When I finally got her to stand on a board, she required a lot of help. She’s 21 months old now, and whilst she’s always been a great walker, she isn’t exactly going to be out here busting Lien Tails. Because of this I can’t let her skate alone: I hold her hands and roll slowly. Don’t take children of this age to skateparks, have them roll on flat ground at first. I’ve had my daughter go back and forth on an empty mini ramp, but not very high. It’s a good introduction, and I honestly wouldn’t do much more than that at the minute. You want to get them comfortable with standing on a moving skateboard.
Much of the parental advice I have read around skateboarding suggests that most kids shouldn’t be skateboarding until they are 5, although I think a lot of this is written by parents who don’t skate and think it’s more dangerous than it really is. I think the general consensus is that young kids should be using toy scooters or bikes at skateparks, which I think is wrong.
I don’t believe in taking the easy way out here: buying a young child a scooter or bike because it “looks” easier and will get them riding around skateparks earlier is probably more dangerous, because they are bypassing fundamental basics of using a skatepark. Learning to ride a skateboard is difficult, and I think this in turn makes you more aware – riding something because it’s “easy” breeds complacency and that can quickly lead to young children causing accidents, which isn’t fun for them or anyone else using the skatepark.
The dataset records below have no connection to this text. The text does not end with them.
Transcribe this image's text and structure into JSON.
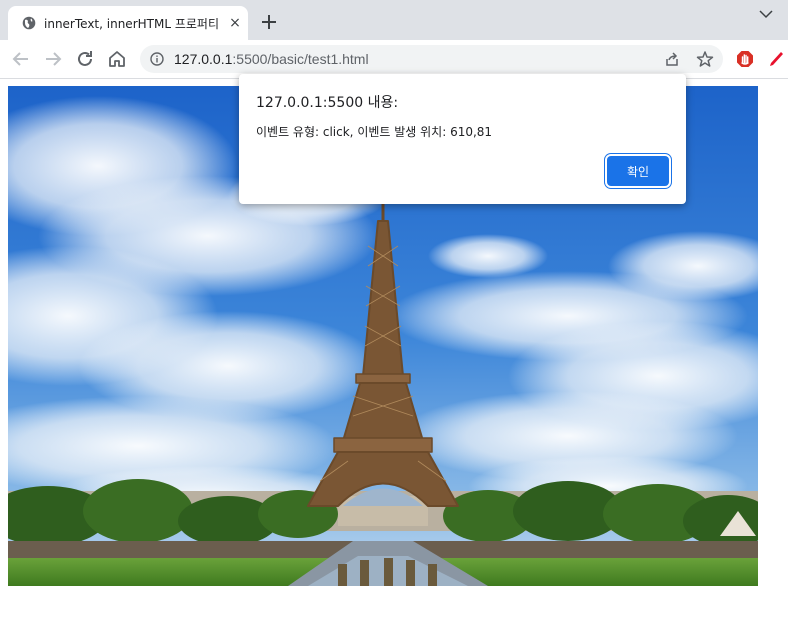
{
  "browser": {
    "tab_title": "innerText, innerHTML 프로퍼티",
    "tab_close": "×",
    "url_host": "127.0.0.1",
    "url_path": ":5500/basic/test1.html",
    "icons": {
      "favicon": "globe-icon",
      "new_tab": "plus-icon",
      "tab_search": "chevron-down-icon",
      "back": "arrow-left-icon",
      "forward": "arrow-right-icon",
      "reload": "reload-icon",
      "home": "home-icon",
      "site_info": "info-icon",
      "share": "share-icon",
      "bookmark": "star-icon",
      "extension_1": "adblock-hand-icon",
      "extension_2": "red-pen-icon"
    }
  },
  "alert": {
    "origin": "127.0.0.1:5500 내용:",
    "message": "이벤트 유형: click, 이벤트 발생 위치: 610,81",
    "ok_label": "확인"
  },
  "colors": {
    "accent": "#1a73e8",
    "tabstrip": "#dee1e6",
    "omnibox": "#f1f3f4"
  }
}
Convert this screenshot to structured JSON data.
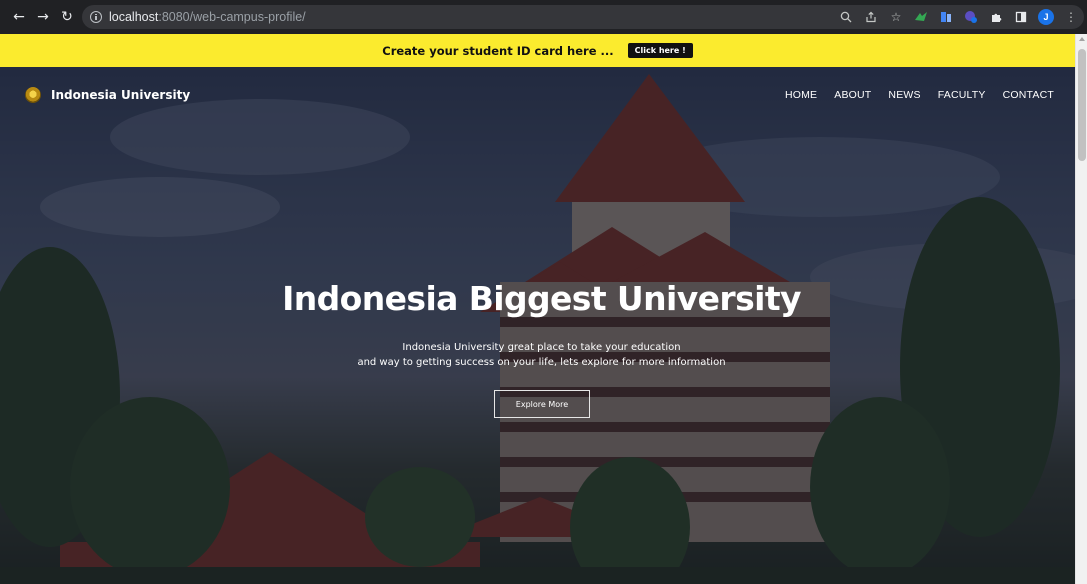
{
  "browser": {
    "url_host": "localhost",
    "url_rest": ":8080/web-campus-profile/",
    "profile_initial": "J"
  },
  "banner": {
    "text": "Create your student ID card here ...",
    "button_label": "Click here !",
    "color": "#fbeb2e"
  },
  "navbar": {
    "brand": "Indonesia University",
    "menu": [
      "HOME",
      "ABOUT",
      "NEWS",
      "FACULTY",
      "CONTACT"
    ]
  },
  "hero": {
    "title": "Indonesia Biggest University",
    "subtitle_line1": "Indonesia University great place to take your education",
    "subtitle_line2": "and way to getting success on your life, lets explore for more information",
    "button_label": "Explore More"
  }
}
This isn’t to say that your child can never ride a bike or scooter at a skatepark: my thought process is that they should learn to ride a skateboard first, so they are less complacent and more aware of the hazards a skatepark may bring. In all instances you, as a parent, should be hands on and aware of the hazards yourself as well. I’ve seen other skateboarders who should know better let their 3 year old loose on a scooter at a skatepark, so this is a lesson we all need to remind ourselves of from time to time.
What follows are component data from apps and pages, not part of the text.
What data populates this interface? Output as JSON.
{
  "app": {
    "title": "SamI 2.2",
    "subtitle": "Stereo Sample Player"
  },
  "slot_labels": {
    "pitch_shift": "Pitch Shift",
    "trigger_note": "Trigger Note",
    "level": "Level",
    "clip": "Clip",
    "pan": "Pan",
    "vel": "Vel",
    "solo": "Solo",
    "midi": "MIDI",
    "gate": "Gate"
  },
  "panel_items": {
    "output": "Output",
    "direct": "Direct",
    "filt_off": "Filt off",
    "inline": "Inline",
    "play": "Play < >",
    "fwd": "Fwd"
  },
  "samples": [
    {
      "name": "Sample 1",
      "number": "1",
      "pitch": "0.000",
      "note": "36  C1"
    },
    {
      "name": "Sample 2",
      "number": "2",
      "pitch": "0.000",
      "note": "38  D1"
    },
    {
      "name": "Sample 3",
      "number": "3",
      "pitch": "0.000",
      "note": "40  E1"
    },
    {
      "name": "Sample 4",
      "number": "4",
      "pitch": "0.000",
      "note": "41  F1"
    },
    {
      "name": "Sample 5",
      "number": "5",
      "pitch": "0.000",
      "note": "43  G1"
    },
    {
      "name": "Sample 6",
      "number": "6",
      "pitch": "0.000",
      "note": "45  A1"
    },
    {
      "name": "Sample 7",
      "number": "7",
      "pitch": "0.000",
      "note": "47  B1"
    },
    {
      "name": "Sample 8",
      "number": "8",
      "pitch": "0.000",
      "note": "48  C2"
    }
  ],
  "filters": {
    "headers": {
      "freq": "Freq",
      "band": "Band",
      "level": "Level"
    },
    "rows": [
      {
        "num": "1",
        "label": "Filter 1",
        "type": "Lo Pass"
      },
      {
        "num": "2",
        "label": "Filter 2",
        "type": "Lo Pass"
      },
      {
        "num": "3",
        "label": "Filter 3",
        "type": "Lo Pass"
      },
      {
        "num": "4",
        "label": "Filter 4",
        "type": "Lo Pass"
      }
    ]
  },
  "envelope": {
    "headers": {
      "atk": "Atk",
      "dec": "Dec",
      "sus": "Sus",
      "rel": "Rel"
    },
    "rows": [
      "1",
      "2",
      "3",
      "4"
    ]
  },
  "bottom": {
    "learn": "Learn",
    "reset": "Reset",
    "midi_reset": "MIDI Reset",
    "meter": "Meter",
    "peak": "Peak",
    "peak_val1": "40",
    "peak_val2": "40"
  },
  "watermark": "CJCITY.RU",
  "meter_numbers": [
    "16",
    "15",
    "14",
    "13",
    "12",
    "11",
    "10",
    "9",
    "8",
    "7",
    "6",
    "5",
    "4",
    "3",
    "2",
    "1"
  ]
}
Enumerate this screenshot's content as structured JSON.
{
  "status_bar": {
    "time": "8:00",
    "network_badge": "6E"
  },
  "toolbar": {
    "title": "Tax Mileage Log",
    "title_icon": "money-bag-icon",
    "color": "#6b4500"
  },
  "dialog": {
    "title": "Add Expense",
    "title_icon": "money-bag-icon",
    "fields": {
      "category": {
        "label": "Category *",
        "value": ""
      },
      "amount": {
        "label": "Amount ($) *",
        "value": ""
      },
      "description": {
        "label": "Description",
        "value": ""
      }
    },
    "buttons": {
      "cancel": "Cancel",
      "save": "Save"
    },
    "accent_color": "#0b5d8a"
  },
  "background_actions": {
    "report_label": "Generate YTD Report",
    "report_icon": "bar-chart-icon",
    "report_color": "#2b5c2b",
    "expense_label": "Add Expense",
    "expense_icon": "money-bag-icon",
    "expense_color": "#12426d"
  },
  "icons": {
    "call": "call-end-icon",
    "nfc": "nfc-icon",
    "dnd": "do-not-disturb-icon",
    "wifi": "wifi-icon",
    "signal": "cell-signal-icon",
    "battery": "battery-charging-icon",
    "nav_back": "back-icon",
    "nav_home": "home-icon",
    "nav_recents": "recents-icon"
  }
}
There is proof that 2 and 3 year olds can skateboard, even dropping in and doing tricks all by themselves, but every child is different and you need to use common sense to gauge how well they are getting on with it. Understanding the right time for them to transition (no pun intended) from skating flat ground to using any skatepark ramps is key, and using skateparks at the right time is also key.
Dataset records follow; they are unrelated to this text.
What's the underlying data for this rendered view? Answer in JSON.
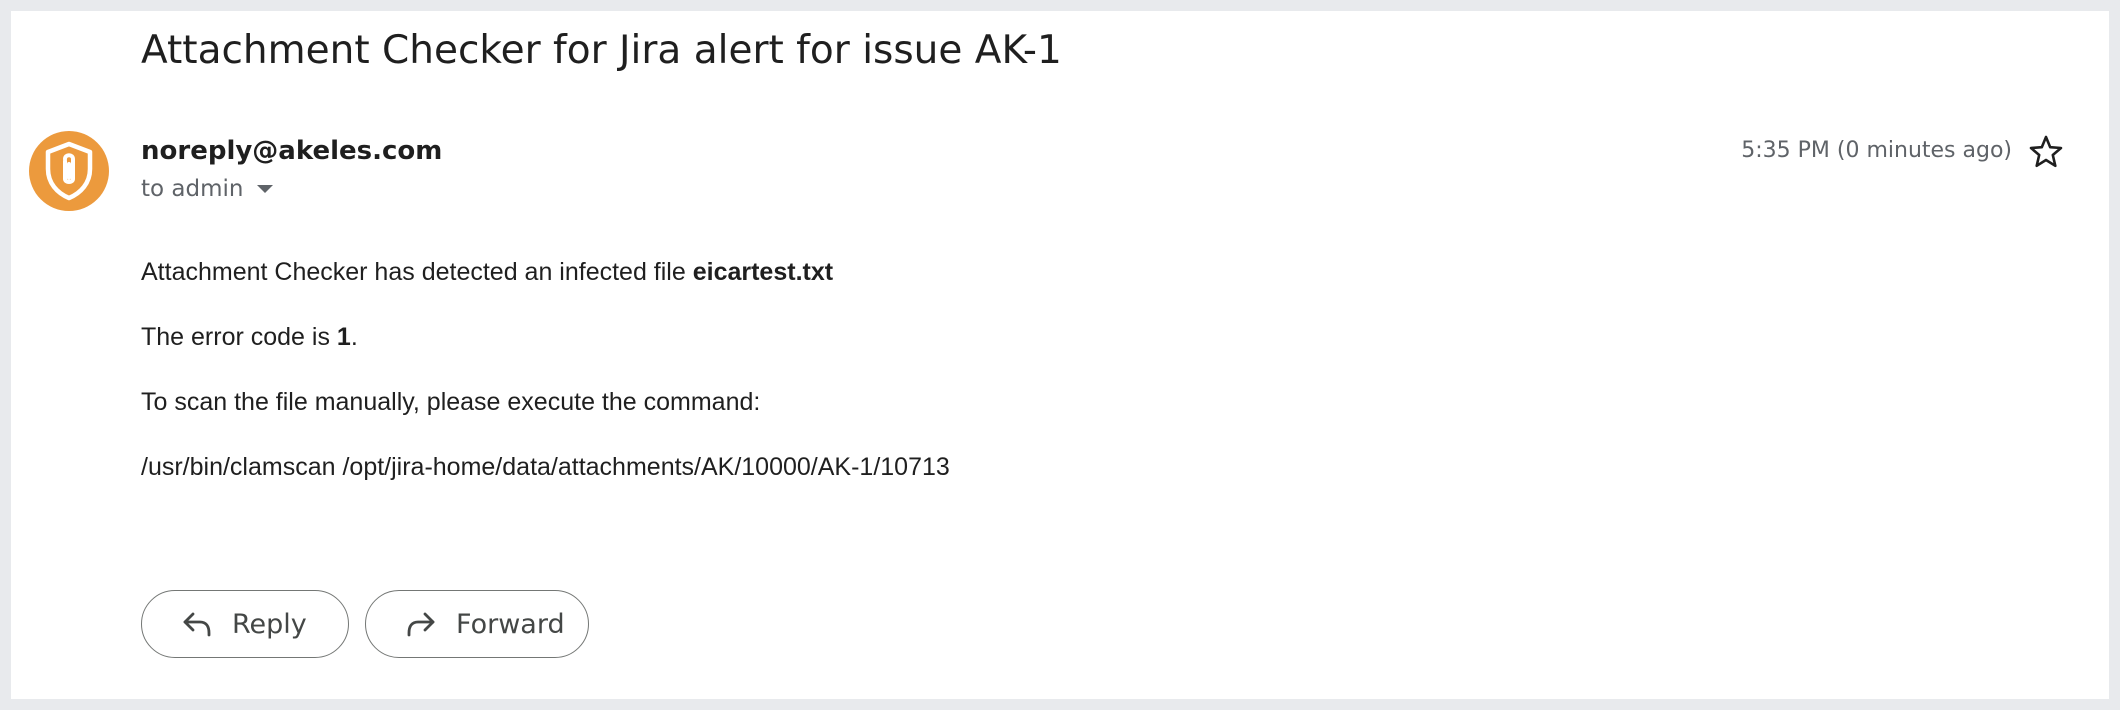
{
  "email": {
    "subject": "Attachment Checker for Jira alert for issue AK-1",
    "sender": "noreply@akeles.com",
    "recipient": "to admin",
    "timestamp": "5:35 PM (0 minutes ago)",
    "avatar_color": "#ec9a3d",
    "avatar_icon": "shield-paperclip-icon",
    "body": {
      "line1_prefix": "Attachment Checker has detected an infected file ",
      "line1_filename": "eicartest.txt",
      "line2_prefix": "The error code is ",
      "line2_code": "1",
      "line2_suffix": ".",
      "line3": "To scan the file manually, please execute the command:",
      "line4": "/usr/bin/clamscan /opt/jira-home/data/attachments/AK/10000/AK-1/10713"
    }
  },
  "actions": {
    "reply_label": "Reply",
    "forward_label": "Forward"
  }
}
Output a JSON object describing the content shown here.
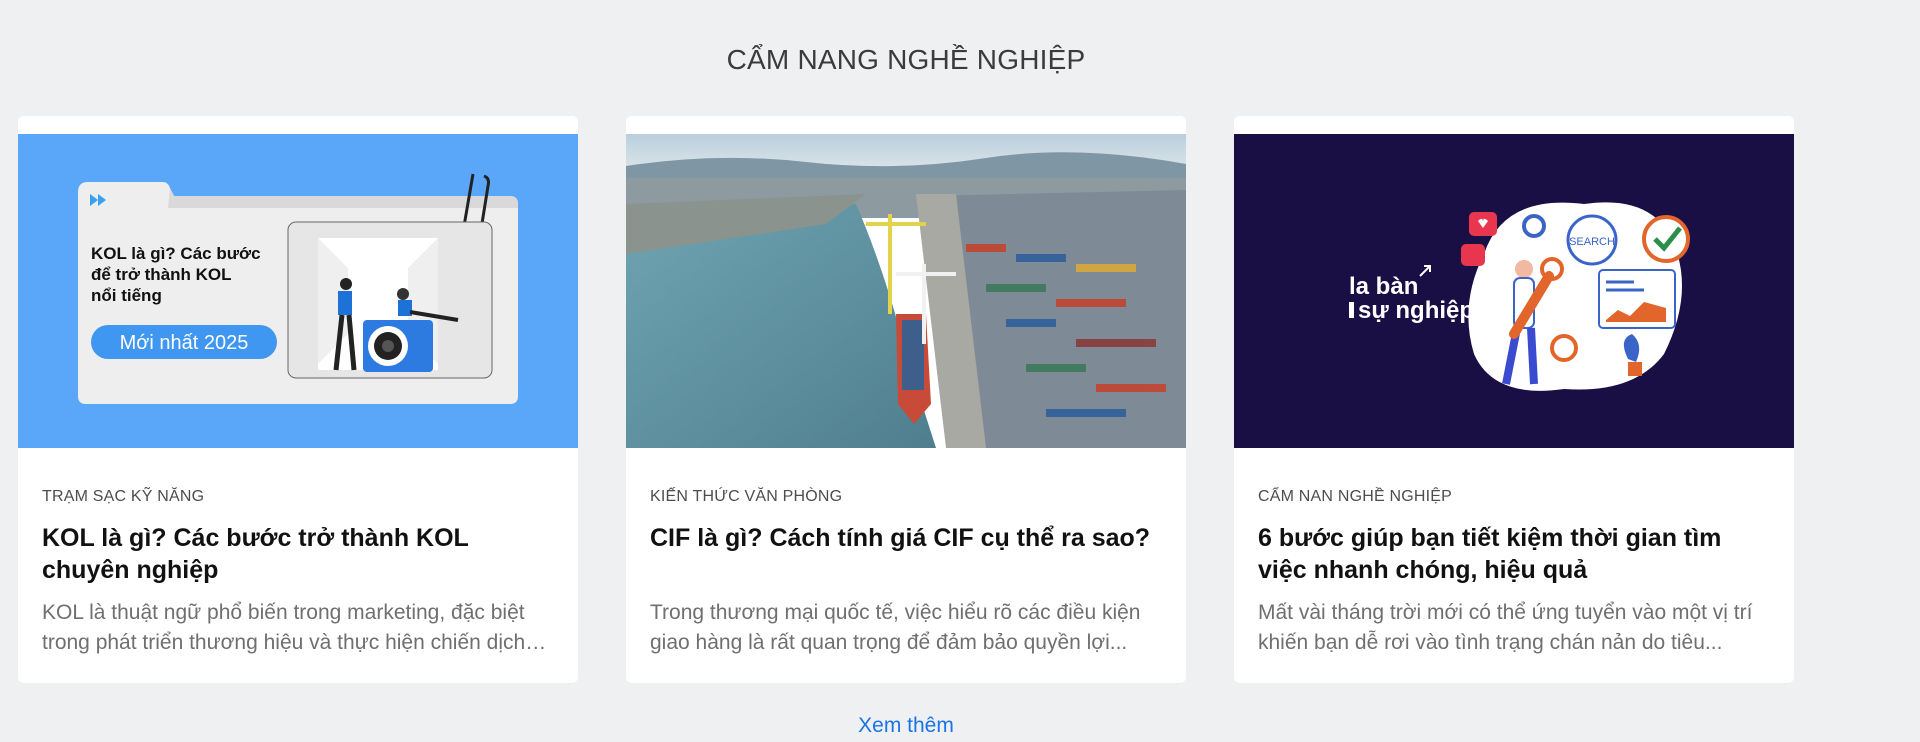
{
  "section": {
    "title": "CẨM NANG NGHỀ NGHIỆP"
  },
  "cards": [
    {
      "category": "TRẠM SẠC KỸ NĂNG",
      "title": "KOL là gì? Các bước trở thành KOL chuyên nghiệp",
      "excerpt": "KOL là thuật ngữ phổ biến trong marketing, đặc biệt trong phát triển thương hiệu và thực hiện chiến dịch quảng bá sản phẩm...",
      "thumb": {
        "line1": "KOL là gì? Các bước",
        "line2": "để trở thành KOL",
        "line3": "nổi tiếng",
        "badge": "Mới nhất 2025",
        "bg": "#5aa7f9"
      }
    },
    {
      "category": "KIẾN THỨC VĂN PHÒNG",
      "title": "CIF là gì? Cách tính giá CIF cụ thể ra sao?",
      "excerpt": "Trong thương mại quốc tế, việc hiểu rõ các điều kiện giao hàng là rất quan trọng để đảm bảo quyền lợi...",
      "thumb": {
        "bg": "#6f9fb0"
      }
    },
    {
      "category": "CẨM NAN NGHỀ NGHIỆP",
      "title": "6 bước giúp bạn tiết kiệm thời gian tìm việc nhanh chóng, hiệu quả",
      "excerpt": "Mất vài tháng trời mới có thể ứng tuyển vào một vị trí khiến bạn dễ rơi vào tình trạng chán nản do tiêu...",
      "thumb": {
        "brand_line1": "la bàn",
        "brand_line2": "sự nghiệp",
        "search_label": "SEARCH",
        "bg": "#1a0f45"
      }
    }
  ],
  "see_more": "Xem thêm"
}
I’ve always treated it as something she can play with if she is in the mood to – toddlers are a law unto themselves anyway, and more often than not will get bored of anything you put in front of them within 5 minutes. Sometimes getting a toddler to be interested in anything can be as time consuming, repetitive and frustrating as learning skateboard tricks, and sometimes you just need to learn when to have a break from it.
I think the right approach is to gently introduce them to a skateboard as a viable activity, and let them gravitate toward it as and when they want to: Let them explore the skateboard by themselves (even if they just want to spin the wheels and look at it rather than ride the thing), and the curiosity will hopefully continue as they grow.
As I said though: parenthood is not straightforward and has many answers, so we’ll see how my daughter gets on in the next few years – watch this space.